* WORK TO COMPLETE: Restate all of the entries exactly, each line as it stands.

━━━ DATASET RECORDS

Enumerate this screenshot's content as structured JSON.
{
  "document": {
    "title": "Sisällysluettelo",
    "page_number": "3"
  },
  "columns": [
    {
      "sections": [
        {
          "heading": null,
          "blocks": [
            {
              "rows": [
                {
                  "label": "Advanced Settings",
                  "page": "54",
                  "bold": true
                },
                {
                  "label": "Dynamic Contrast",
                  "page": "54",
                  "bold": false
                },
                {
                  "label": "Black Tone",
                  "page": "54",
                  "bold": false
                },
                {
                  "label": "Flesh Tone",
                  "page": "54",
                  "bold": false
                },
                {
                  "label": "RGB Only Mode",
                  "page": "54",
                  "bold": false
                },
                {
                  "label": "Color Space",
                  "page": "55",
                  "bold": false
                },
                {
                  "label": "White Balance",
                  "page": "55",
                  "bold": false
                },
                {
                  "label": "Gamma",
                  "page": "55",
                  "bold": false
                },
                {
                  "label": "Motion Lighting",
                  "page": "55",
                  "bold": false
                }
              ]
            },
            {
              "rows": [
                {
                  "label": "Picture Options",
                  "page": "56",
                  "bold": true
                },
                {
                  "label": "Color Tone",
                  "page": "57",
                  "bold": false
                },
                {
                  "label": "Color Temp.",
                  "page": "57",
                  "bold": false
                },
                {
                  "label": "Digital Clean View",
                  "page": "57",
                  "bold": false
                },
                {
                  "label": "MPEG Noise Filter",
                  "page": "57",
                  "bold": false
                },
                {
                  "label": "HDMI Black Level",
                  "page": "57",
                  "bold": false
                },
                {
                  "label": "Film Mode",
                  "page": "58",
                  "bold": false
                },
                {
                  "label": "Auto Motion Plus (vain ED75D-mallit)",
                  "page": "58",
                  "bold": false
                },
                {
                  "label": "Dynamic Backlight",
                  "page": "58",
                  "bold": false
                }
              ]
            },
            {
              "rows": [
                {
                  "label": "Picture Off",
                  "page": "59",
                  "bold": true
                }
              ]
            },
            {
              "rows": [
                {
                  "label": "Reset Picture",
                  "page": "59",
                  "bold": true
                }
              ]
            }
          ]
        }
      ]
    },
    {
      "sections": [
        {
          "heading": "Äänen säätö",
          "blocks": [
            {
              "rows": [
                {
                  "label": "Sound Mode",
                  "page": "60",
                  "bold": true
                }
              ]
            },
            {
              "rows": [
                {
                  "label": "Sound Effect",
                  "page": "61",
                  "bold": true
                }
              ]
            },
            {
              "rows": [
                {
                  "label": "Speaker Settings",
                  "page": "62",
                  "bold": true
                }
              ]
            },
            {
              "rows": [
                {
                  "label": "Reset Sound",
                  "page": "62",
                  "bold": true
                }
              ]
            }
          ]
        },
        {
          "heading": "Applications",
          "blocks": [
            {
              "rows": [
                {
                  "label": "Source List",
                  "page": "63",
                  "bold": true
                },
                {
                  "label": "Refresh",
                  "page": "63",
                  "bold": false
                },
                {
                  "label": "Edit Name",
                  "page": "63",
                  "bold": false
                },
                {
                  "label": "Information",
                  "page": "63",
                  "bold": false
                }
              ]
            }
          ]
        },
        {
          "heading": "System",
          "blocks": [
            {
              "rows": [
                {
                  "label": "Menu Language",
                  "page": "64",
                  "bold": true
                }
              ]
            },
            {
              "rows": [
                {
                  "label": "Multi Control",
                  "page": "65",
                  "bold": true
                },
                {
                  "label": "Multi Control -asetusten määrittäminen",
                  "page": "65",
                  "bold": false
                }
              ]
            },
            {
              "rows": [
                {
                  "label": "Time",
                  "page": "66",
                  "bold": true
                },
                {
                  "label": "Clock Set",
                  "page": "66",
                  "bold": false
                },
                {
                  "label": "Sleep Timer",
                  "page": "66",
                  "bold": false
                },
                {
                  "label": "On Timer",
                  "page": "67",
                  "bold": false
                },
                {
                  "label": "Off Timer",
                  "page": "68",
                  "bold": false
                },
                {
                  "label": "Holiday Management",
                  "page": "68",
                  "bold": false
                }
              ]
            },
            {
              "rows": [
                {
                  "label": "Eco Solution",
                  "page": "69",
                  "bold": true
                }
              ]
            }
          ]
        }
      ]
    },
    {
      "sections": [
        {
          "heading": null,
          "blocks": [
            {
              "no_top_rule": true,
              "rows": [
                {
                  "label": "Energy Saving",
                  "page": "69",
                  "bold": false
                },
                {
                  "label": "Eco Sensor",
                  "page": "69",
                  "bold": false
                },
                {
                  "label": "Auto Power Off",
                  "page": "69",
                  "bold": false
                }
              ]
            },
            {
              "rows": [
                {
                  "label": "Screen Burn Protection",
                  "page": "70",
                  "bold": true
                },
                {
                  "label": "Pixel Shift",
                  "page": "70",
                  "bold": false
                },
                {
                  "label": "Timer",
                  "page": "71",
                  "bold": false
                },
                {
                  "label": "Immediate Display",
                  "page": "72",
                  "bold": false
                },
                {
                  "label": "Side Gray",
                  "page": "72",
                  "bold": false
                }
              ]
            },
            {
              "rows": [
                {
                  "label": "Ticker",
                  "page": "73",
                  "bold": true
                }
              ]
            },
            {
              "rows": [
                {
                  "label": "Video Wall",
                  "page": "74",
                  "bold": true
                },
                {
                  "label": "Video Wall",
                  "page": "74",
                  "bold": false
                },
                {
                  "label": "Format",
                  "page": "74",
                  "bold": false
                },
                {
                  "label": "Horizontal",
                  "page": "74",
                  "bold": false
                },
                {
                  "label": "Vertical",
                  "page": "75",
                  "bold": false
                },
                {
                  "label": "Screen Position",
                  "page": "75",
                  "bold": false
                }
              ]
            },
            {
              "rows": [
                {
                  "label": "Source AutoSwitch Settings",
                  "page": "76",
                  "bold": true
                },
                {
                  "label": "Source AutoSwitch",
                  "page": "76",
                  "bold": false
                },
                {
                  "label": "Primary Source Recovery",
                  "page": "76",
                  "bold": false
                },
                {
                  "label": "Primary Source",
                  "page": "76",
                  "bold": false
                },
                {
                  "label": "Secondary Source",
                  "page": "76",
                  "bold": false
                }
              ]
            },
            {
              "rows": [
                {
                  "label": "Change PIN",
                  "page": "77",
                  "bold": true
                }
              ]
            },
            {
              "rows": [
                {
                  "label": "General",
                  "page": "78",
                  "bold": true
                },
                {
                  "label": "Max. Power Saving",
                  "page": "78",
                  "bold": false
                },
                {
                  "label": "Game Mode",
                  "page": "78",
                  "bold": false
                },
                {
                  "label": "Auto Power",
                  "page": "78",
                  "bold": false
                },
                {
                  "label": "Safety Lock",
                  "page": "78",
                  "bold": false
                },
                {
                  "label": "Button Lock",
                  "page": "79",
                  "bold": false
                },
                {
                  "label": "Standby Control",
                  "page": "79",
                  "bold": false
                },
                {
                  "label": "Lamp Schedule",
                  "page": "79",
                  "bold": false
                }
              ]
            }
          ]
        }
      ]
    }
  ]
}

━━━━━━

* RESPONSE BOX:
Enumerate this screenshot's content as structured JSON.
{
  "document": {
    "title": "Sisällysluettelo",
    "page_number": "3"
  },
  "columns": [
    {
      "sections": [
        {
          "heading": null,
          "blocks": [
            {
              "rows": [
                {
                  "label": "Advanced Settings",
                  "page": "54",
                  "bold": true
                },
                {
                  "label": "Dynamic Contrast",
                  "page": "54",
                  "bold": false
                },
                {
                  "label": "Black Tone",
                  "page": "54",
                  "bold": false
                },
                {
                  "label": "Flesh Tone",
                  "page": "54",
                  "bold": false
                },
                {
                  "label": "RGB Only Mode",
                  "page": "54",
                  "bold": false
                },
                {
                  "label": "Color Space",
                  "page": "55",
                  "bold": false
                },
                {
                  "label": "White Balance",
                  "page": "55",
                  "bold": false
                },
                {
                  "label": "Gamma",
                  "page": "55",
                  "bold": false
                },
                {
                  "label": "Motion Lighting",
                  "page": "55",
                  "bold": false
                }
              ]
            },
            {
              "rows": [
                {
                  "label": "Picture Options",
                  "page": "56",
                  "bold": true
                },
                {
                  "label": "Color Tone",
                  "page": "57",
                  "bold": false
                },
                {
                  "label": "Color Temp.",
                  "page": "57",
                  "bold": false
                },
                {
                  "label": "Digital Clean View",
                  "page": "57",
                  "bold": false
                },
                {
                  "label": "MPEG Noise Filter",
                  "page": "57",
                  "bold": false
                },
                {
                  "label": "HDMI Black Level",
                  "page": "57",
                  "bold": false
                },
                {
                  "label": "Film Mode",
                  "page": "58",
                  "bold": false
                },
                {
                  "label": "Auto Motion Plus (vain ED75D-mallit)",
                  "page": "58",
                  "bold": false
                },
                {
                  "label": "Dynamic Backlight",
                  "page": "58",
                  "bold": false
                }
              ]
            },
            {
              "rows": [
                {
                  "label": "Picture Off",
                  "page": "59",
                  "bold": true
                }
              ]
            },
            {
              "rows": [
                {
                  "label": "Reset Picture",
                  "page": "59",
                  "bold": true
                }
              ]
            }
          ]
        }
      ]
    },
    {
      "sections": [
        {
          "heading": "Äänen säätö",
          "blocks": [
            {
              "rows": [
                {
                  "label": "Sound Mode",
                  "page": "60",
                  "bold": true
                }
              ]
            },
            {
              "rows": [
                {
                  "label": "Sound Effect",
                  "page": "61",
                  "bold": true
                }
              ]
            },
            {
              "rows": [
                {
                  "label": "Speaker Settings",
                  "page": "62",
                  "bold": true
                }
              ]
            },
            {
              "rows": [
                {
                  "label": "Reset Sound",
                  "page": "62",
                  "bold": true
                }
              ]
            }
          ]
        },
        {
          "heading": "Applications",
          "blocks": [
            {
              "rows": [
                {
                  "label": "Source List",
                  "page": "63",
                  "bold": true
                },
                {
                  "label": "Refresh",
                  "page": "63",
                  "bold": false
                },
                {
                  "label": "Edit Name",
                  "page": "63",
                  "bold": false
                },
                {
                  "label": "Information",
                  "page": "63",
                  "bold": false
                }
              ]
            }
          ]
        },
        {
          "heading": "System",
          "blocks": [
            {
              "rows": [
                {
                  "label": "Menu Language",
                  "page": "64",
                  "bold": true
                }
              ]
            },
            {
              "rows": [
                {
                  "label": "Multi Control",
                  "page": "65",
                  "bold": true
                },
                {
                  "label": "Multi Control -asetusten määrittäminen",
                  "page": "65",
                  "bold": false
                }
              ]
            },
            {
              "rows": [
                {
                  "label": "Time",
                  "page": "66",
                  "bold": true
                },
                {
                  "label": "Clock Set",
                  "page": "66",
                  "bold": false
                },
                {
                  "label": "Sleep Timer",
                  "page": "66",
                  "bold": false
                },
                {
                  "label": "On Timer",
                  "page": "67",
                  "bold": false
                },
                {
                  "label": "Off Timer",
                  "page": "68",
                  "bold": false
                },
                {
                  "label": "Holiday Management",
                  "page": "68",
                  "bold": false
                }
              ]
            },
            {
              "rows": [
                {
                  "label": "Eco Solution",
                  "page": "69",
                  "bold": true
                }
              ]
            }
          ]
        }
      ]
    },
    {
      "sections": [
        {
          "heading": null,
          "blocks": [
            {
              "no_top_rule": true,
              "rows": [
                {
                  "label": "Energy Saving",
                  "page": "69",
                  "bold": false
                },
                {
                  "label": "Eco Sensor",
                  "page": "69",
                  "bold": false
                },
                {
                  "label": "Auto Power Off",
                  "page": "69",
                  "bold": false
                }
              ]
            },
            {
              "rows": [
                {
                  "label": "Screen Burn Protection",
                  "page": "70",
                  "bold": true
                },
                {
                  "label": "Pixel Shift",
                  "page": "70",
                  "bold": false
                },
                {
                  "label": "Timer",
                  "page": "71",
                  "bold": false
                },
                {
                  "label": "Immediate Display",
                  "page": "72",
                  "bold": false
                },
                {
                  "label": "Side Gray",
                  "page": "72",
                  "bold": false
                }
              ]
            },
            {
              "rows": [
                {
                  "label": "Ticker",
                  "page": "73",
                  "bold": true
                }
              ]
            },
            {
              "rows": [
                {
                  "label": "Video Wall",
                  "page": "74",
                  "bold": true
                },
                {
                  "label": "Video Wall",
                  "page": "74",
                  "bold": false
                },
                {
                  "label": "Format",
                  "page": "74",
                  "bold": false
                },
                {
                  "label": "Horizontal",
                  "page": "74",
                  "bold": false
                },
                {
                  "label": "Vertical",
                  "page": "75",
                  "bold": false
                },
                {
                  "label": "Screen Position",
                  "page": "75",
                  "bold": false
                }
              ]
            },
            {
              "rows": [
                {
                  "label": "Source AutoSwitch Settings",
                  "page": "76",
                  "bold": true
                },
                {
                  "label": "Source AutoSwitch",
                  "page": "76",
                  "bold": false
                },
                {
                  "label": "Primary Source Recovery",
                  "page": "76",
                  "bold": false
                },
                {
                  "label": "Primary Source",
                  "page": "76",
                  "bold": false
                },
                {
                  "label": "Secondary Source",
                  "page": "76",
                  "bold": false
                }
              ]
            },
            {
              "rows": [
                {
                  "label": "Change PIN",
                  "page": "77",
                  "bold": true
                }
              ]
            },
            {
              "rows": [
                {
                  "label": "General",
                  "page": "78",
                  "bold": true
                },
                {
                  "label": "Max. Power Saving",
                  "page": "78",
                  "bold": false
                },
                {
                  "label": "Game Mode",
                  "page": "78",
                  "bold": false
                },
                {
                  "label": "Auto Power",
                  "page": "78",
                  "bold": false
                },
                {
                  "label": "Safety Lock",
                  "page": "78",
                  "bold": false
                },
                {
                  "label": "Button Lock",
                  "page": "79",
                  "bold": false
                },
                {
                  "label": "Standby Control",
                  "page": "79",
                  "bold": false
                },
                {
                  "label": "Lamp Schedule",
                  "page": "79",
                  "bold": false
                }
              ]
            }
          ]
        }
      ]
    }
  ]
}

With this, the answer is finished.